New community justice courts confirmed

The government’s community courts scheme is expanding, with three new courts set to open this month.

Communities in two London boroughs and Methyr Tydfill in Wales will be able to work with court staff and magistrates as part of the initiative designed to tackle the root causes of crime.

The system is based on the belief that involving local communities in the legal process helps to improve understanding of and increase confidence in the criminal justice system.

Community justice minister Maria Eagle said today: “Community justice courts are an efficient and effective way of conducting court operations, increasing public confidence in the system, reducing crime and giving communities the power to influence decisions.

“They are invaluable in ensuring that the criminal justice system meets the diverse needs of our local communities.”

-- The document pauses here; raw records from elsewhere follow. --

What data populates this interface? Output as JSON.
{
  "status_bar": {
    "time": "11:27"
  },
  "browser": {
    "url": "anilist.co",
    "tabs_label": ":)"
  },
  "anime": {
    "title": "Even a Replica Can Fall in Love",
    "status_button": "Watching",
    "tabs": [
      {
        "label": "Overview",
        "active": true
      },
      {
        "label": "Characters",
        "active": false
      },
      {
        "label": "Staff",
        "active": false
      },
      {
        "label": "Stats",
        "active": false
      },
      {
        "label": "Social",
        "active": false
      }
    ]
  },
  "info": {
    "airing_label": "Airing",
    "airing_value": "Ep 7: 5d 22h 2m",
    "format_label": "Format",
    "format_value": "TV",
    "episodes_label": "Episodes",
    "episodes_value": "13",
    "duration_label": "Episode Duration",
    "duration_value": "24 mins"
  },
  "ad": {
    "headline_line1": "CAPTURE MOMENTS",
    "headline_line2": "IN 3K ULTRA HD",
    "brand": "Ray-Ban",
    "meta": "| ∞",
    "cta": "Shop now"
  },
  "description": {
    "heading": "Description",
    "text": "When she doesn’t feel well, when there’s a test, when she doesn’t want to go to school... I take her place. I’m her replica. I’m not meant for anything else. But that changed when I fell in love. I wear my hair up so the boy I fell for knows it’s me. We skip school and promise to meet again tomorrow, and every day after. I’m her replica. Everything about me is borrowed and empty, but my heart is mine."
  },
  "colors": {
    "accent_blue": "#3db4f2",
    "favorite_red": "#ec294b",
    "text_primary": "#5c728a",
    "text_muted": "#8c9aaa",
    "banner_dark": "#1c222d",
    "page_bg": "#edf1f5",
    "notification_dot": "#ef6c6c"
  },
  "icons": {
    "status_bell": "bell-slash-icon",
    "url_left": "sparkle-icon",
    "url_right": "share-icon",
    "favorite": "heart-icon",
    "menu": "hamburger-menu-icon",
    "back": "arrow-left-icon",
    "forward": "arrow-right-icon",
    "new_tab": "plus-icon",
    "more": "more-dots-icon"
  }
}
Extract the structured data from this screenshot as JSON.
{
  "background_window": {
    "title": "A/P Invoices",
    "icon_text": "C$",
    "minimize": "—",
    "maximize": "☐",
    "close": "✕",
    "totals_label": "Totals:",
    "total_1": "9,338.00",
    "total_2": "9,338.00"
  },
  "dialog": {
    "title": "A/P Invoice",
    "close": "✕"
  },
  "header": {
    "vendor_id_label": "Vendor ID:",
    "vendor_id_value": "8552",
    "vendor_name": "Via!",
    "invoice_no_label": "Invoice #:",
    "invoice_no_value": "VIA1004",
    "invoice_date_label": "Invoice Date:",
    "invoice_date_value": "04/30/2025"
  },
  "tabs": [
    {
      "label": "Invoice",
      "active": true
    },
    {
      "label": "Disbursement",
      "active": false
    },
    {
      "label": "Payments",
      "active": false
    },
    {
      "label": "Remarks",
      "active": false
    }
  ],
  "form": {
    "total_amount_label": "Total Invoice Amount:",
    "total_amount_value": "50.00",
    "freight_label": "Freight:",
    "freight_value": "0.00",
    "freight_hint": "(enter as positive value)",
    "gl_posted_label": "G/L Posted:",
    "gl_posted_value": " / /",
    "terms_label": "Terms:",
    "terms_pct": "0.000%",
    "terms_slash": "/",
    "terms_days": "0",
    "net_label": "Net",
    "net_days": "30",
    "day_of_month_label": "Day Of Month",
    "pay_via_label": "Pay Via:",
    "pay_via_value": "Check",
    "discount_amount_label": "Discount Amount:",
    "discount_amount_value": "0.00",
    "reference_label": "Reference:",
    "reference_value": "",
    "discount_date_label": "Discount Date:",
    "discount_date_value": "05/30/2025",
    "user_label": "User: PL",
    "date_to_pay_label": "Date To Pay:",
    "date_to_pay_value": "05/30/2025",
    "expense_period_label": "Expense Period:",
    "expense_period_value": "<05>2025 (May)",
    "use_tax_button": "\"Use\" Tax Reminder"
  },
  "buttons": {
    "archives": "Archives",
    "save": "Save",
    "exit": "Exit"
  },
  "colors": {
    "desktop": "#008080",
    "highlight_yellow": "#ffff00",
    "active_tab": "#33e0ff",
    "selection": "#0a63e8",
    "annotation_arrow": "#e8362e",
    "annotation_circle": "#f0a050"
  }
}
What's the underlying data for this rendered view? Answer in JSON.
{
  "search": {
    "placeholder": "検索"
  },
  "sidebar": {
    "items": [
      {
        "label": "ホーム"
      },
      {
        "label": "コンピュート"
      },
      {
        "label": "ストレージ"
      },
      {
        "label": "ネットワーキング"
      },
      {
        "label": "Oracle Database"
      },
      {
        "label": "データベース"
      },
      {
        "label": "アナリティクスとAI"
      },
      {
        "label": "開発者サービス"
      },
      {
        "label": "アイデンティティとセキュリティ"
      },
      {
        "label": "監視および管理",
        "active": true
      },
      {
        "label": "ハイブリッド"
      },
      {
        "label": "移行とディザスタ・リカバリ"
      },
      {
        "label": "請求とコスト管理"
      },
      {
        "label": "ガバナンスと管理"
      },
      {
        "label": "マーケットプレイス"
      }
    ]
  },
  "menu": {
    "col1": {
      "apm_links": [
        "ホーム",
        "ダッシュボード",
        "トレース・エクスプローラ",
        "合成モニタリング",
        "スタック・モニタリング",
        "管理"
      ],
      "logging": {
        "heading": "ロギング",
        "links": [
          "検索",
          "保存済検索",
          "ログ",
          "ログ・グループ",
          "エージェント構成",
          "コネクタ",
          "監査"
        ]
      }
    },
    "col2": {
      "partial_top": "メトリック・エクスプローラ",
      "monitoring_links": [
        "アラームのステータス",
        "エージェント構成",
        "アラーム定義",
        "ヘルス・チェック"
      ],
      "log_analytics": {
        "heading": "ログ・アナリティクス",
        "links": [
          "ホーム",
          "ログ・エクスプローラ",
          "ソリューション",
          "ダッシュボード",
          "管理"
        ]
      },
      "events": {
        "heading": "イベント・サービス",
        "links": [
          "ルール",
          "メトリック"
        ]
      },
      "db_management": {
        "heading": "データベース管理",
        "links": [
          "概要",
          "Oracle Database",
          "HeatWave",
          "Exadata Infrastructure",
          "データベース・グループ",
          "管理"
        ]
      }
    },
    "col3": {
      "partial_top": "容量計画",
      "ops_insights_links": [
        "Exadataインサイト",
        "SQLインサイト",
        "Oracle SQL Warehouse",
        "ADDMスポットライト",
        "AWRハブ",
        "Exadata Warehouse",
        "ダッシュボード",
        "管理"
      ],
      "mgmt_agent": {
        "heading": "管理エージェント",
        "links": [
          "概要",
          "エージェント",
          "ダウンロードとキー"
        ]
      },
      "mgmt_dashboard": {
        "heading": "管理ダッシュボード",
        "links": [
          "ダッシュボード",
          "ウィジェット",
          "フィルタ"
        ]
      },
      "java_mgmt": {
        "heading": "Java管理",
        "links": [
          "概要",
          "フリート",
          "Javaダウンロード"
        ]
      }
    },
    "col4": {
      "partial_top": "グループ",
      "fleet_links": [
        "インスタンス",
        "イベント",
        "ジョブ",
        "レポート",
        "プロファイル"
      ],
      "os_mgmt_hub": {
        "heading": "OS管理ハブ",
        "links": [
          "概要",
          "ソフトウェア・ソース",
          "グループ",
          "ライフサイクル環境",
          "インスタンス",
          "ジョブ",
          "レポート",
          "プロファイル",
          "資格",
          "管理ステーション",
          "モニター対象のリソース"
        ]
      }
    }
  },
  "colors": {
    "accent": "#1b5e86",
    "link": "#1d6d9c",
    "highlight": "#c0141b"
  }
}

Local people can work with magistrates to identity issues of concern, anti-social behaviour and ways to reduce re-offending.

The courts follow a strong multi-agency approach, with links to the police, probation, youth offending teams and crown prosecution services.

Building on their community links, the courts also work with community services including drug and alcohol counselling, housing, victim support, employment advice and community safety partnerships.

The first community justice court was set up in Liverpool in 2005 and ten further courts have since been opened and are operating successfully. They will now be joined by new centres in Methyr Tydfill, Newham and Haringey.